App and web page records
◆ ◆ ◆ ◆ ◆

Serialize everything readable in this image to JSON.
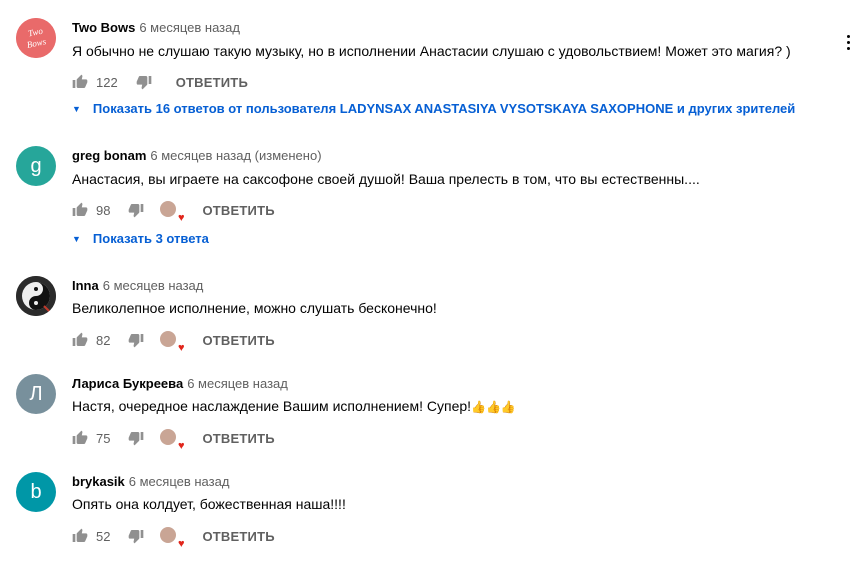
{
  "comments": [
    {
      "author": "Two Bows",
      "time": "6 месяцев назад",
      "text": "Я обычно не слушаю такую музыку, но  в исполнении Анастасии слушаю с удовольствием! Может это магия? )",
      "likes": "122",
      "reply_label": "ОТВЕТИТЬ",
      "replies_label": "Показать 16 ответов от пользователя LADYNSAX ANASTASIYA VYSOTSKAYA SAXOPHONE и других зрителей",
      "avatar_color": "#e96a6a",
      "avatar_text": "Two Bows"
    },
    {
      "author": "greg bonam",
      "time": "6 месяцев назад (изменено)",
      "text": "Анастасия, вы играете на саксофоне своей душой! Ваша прелесть в том, что вы естественны....",
      "likes": "98",
      "reply_label": "ОТВЕТИТЬ",
      "replies_label": "Показать 3 ответа",
      "avatar_color": "#26a69a",
      "avatar_letter": "g"
    },
    {
      "author": "Inna",
      "time": "6 месяцев назад",
      "text": "Великолепное исполнение, можно слушать бесконечно!",
      "likes": "82",
      "reply_label": "ОТВЕТИТЬ",
      "avatar_color": "#3a3a3a"
    },
    {
      "author": "Лариса Букреева",
      "time": "6 месяцев назад",
      "text": "Настя, очередное наслаждение Вашим исполнением! Супер!",
      "emoji": "👍👍👍",
      "likes": "75",
      "reply_label": "ОТВЕТИТЬ",
      "avatar_color": "#78909c",
      "avatar_letter": "Л"
    },
    {
      "author": "brykasik",
      "time": "6 месяцев назад",
      "text": "Опять она колдует, божественная наша!!!!",
      "likes": "52",
      "reply_label": "ОТВЕТИТЬ",
      "avatar_color": "#0097a7",
      "avatar_letter": "b"
    }
  ],
  "colors": {
    "link": "#065fd4",
    "meta": "#606060",
    "heart": "#e1251b"
  }
}
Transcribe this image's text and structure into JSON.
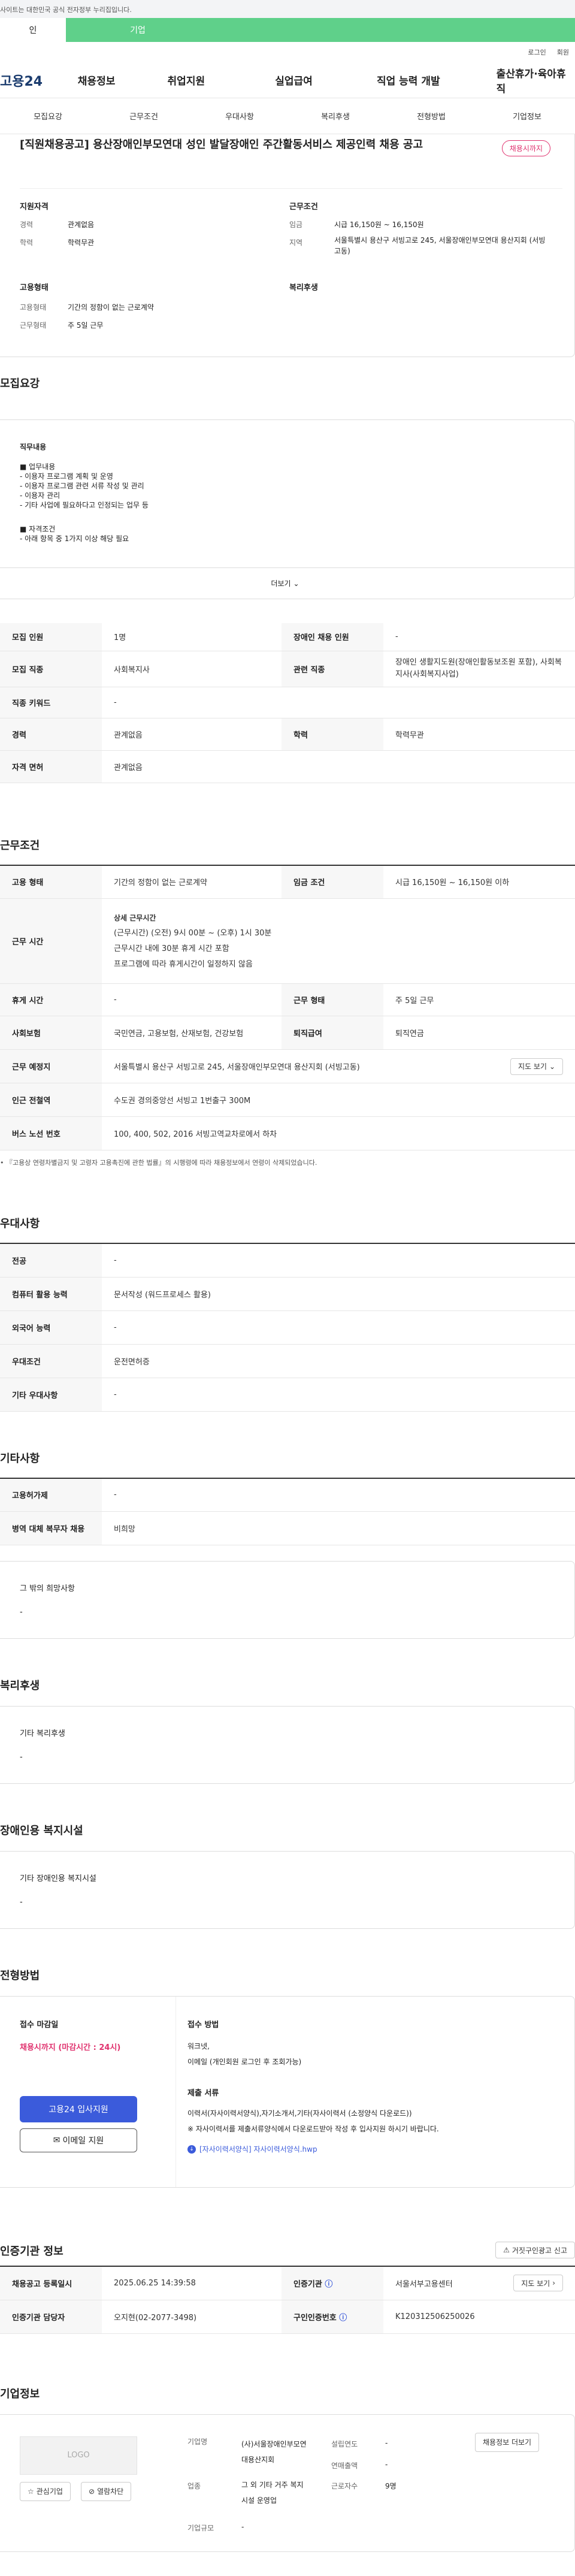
{
  "gov_notice": "사이트는 대한민국 공식 전자정부 누리집입니다.",
  "user_tabs": [
    "인",
    "기업"
  ],
  "util": [
    "로그인",
    "회원"
  ],
  "brand": "고용24",
  "gnb": [
    "채용정보",
    "취업지원",
    "실업급여",
    "직업 능력 개발",
    "출산휴가·육아휴직"
  ],
  "sub_tabs": [
    "모집요강",
    "근무조건",
    "우대사항",
    "복리후생",
    "전형방법",
    "기업정보"
  ],
  "job": {
    "title": "[직원채용공고] 용산장애인부모연대 성인 발달장애인 주간활동서비스 제공인력 채용 공고",
    "status_badge": "채용시까지",
    "req_title": "지원자격",
    "career_label": "경력",
    "career": "관계없음",
    "edu_label": "학력",
    "edu": "학력무관",
    "cond_title": "근무조건",
    "wage_label": "임금",
    "wage": "시급 16,150원 ~ 16,150원",
    "area_label": "지역",
    "area": "서울특별시 용산구 서빙고로 245, 서울장애인부모연대 용산지회 (서빙고동)",
    "form_title": "고용형태",
    "emp_label": "고용형태",
    "emp": "기간의 정함이 없는 근로계약",
    "worktype_label": "근무형태",
    "worktype": "주 5일 근무",
    "welfare_title": "복리후생"
  },
  "recruit": {
    "title": "모집요강",
    "body_title": "직무내용",
    "lines": [
      "■ 업무내용",
      "- 이용자 프로그램 계획 및 운영",
      "- 이용자 프로그램  관련 서류 작성 및 관리",
      "- 이용자 관리",
      "- 기타 사업에 필요하다고 인정되는 업무 등",
      "",
      "■ 자격조건",
      "-  아래 항목 중 1가지 이상 해당 필요"
    ],
    "more": "더보기",
    "rows": [
      {
        "k1": "모집 인원",
        "v1": "1명",
        "k2": "장애인 채용 인원",
        "v2": "-"
      },
      {
        "k1": "모집 직종",
        "v1": "사회복지사",
        "k2": "관련 직종",
        "v2": "장애인 생활지도원(장애인활동보조원 포함), 사회복지사(사회복지사업)"
      },
      {
        "k1": "직종 키워드",
        "v1": "-"
      },
      {
        "k1": "경력",
        "v1": "관계없음",
        "k2": "학력",
        "v2": "학력무관"
      },
      {
        "k1": "자격 면허",
        "v1": "관계없음"
      }
    ]
  },
  "work": {
    "title": "근무조건",
    "emp_label": "고용 형태",
    "emp": "기간의 정함이 없는 근로계약",
    "wage_label": "임금 조건",
    "wage": "시급 16,150원 ~ 16,150원 이하",
    "time_label": "근무 시간",
    "time_lines": [
      "상세 근무시간",
      "(근무시간) (오전) 9시 00분 ~ (오후) 1시 30분",
      "근무시간 내에 30분 휴게 시간 포함",
      "프로그램에 따라 휴게시간이 일정하지 않음"
    ],
    "holiday_label": "휴게 시간",
    "holiday": "-",
    "type_label": "근무 형태",
    "type": "주 5일 근무",
    "insure_label": "사회보험",
    "insure": "국민연금, 고용보험, 산재보험, 건강보험",
    "retire_label": "퇴직급여",
    "retire": "퇴직연금",
    "place_label": "근무 예정지",
    "place": "서울특별시 용산구 서빙고로 245, 서울장애인부모연대 용산지회 (서빙고동)",
    "map_btn": "지도 보기",
    "subway_label": "인근 전철역",
    "subway": "수도권 경의중앙선 서빙고 1번출구 300M",
    "bus_label": "버스 노선 번호",
    "bus": "100, 400, 502, 2016 서빙고역교차로에서 하차",
    "note": "『고용상 연령차별금지 및 고령자 고용촉진에 관한 법률』의 시행령에 따라 채용정보에서 연령이 삭제되었습니다."
  },
  "pref": {
    "title": "우대사항",
    "rows": [
      {
        "k": "전공",
        "v": "-"
      },
      {
        "k": "컴퓨터 활용 능력",
        "v": "문서작성 (워드프로세스 활용)"
      },
      {
        "k": "외국어 능력",
        "v": "-"
      },
      {
        "k": "우대조건",
        "v": "운전면허증"
      },
      {
        "k": "기타 우대사항",
        "v": "-"
      }
    ]
  },
  "etc": {
    "title": "기타사항",
    "rows": [
      {
        "k": "고용허가제",
        "v": "-"
      },
      {
        "k": "병역 대체 복무자 채용",
        "v": "비희망"
      }
    ],
    "box_title": "그 밖의 희망사항",
    "box_val": "-"
  },
  "welfare": {
    "title": "복리후생",
    "box_title": "기타 복리후생",
    "box_val": "-"
  },
  "facility": {
    "title": "장애인용 복지시설",
    "box_title": "기타 장애인용 복지시설",
    "box_val": "-"
  },
  "screen": {
    "title": "전형방법",
    "deadline_label": "접수 마감일",
    "deadline": "채용시까지 (마감시간 : 24시)",
    "apply_btn": "고용24 입사지원",
    "email_btn": "이메일 지원",
    "method_label": "접수 방법",
    "method_lines": [
      "워크넷,",
      "이메일 (개인회원 로그인 후 조회가능)"
    ],
    "doc_label": "제출 서류",
    "doc_lines": [
      "이력서(자사이력서양식),자기소개서,기타(자사이력서 (소정양식 다운로드))",
      "※ 자사이력서를 제출서류양식에서 다운로드받아 작성 후 입사지원 하시기 바랍니다."
    ],
    "file": "[자사이력서양식] 자사이력서양식.hwp"
  },
  "auth": {
    "title": "인증기관 정보",
    "report_btn": "거짓구인광고 신고",
    "reg_label": "채용공고 등록일시",
    "reg": "2025.06.25 14:39:58",
    "agency_label": "인증기관",
    "agency": "서울서부고용센터",
    "map_btn": "지도 보기",
    "mgr_label": "인증기관 담당자",
    "mgr": "오지현(02-2077-3498)",
    "num_label": "구인인증번호",
    "num": "K120312506250026"
  },
  "company": {
    "title": "기업정보",
    "logo": "LOGO",
    "fav_btn": "관심기업",
    "block_btn": "열람차단",
    "name_label": "기업명",
    "name": "(사)서울장애인부모연대용산지회",
    "ind_label": "업종",
    "ind": "그 외 기타 거주 복지시설 운영업",
    "scale_label": "기업규모",
    "scale": "-",
    "est_label": "설립연도",
    "est": "-",
    "sales_label": "연매출액",
    "sales": "-",
    "emp_label": "근로자수",
    "emp": "9명",
    "more_btn": "채용정보 더보기"
  }
}
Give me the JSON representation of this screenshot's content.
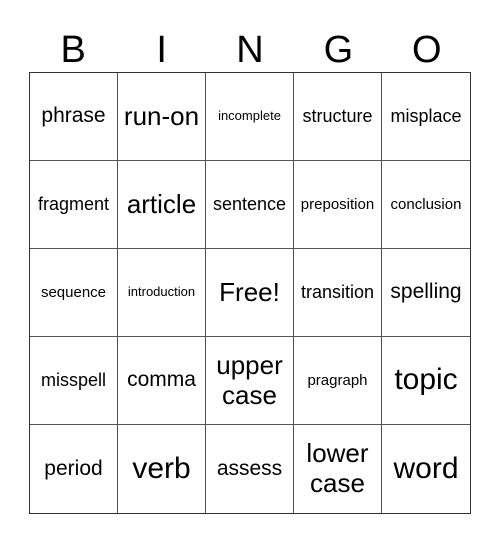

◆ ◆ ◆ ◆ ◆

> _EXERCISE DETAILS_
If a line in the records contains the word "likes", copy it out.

> _EXERCISE RESPONSE_
      "likes": "122",
      "likes": "98",
      "likes": "82",
      "likes": "75",
      "likes": "52",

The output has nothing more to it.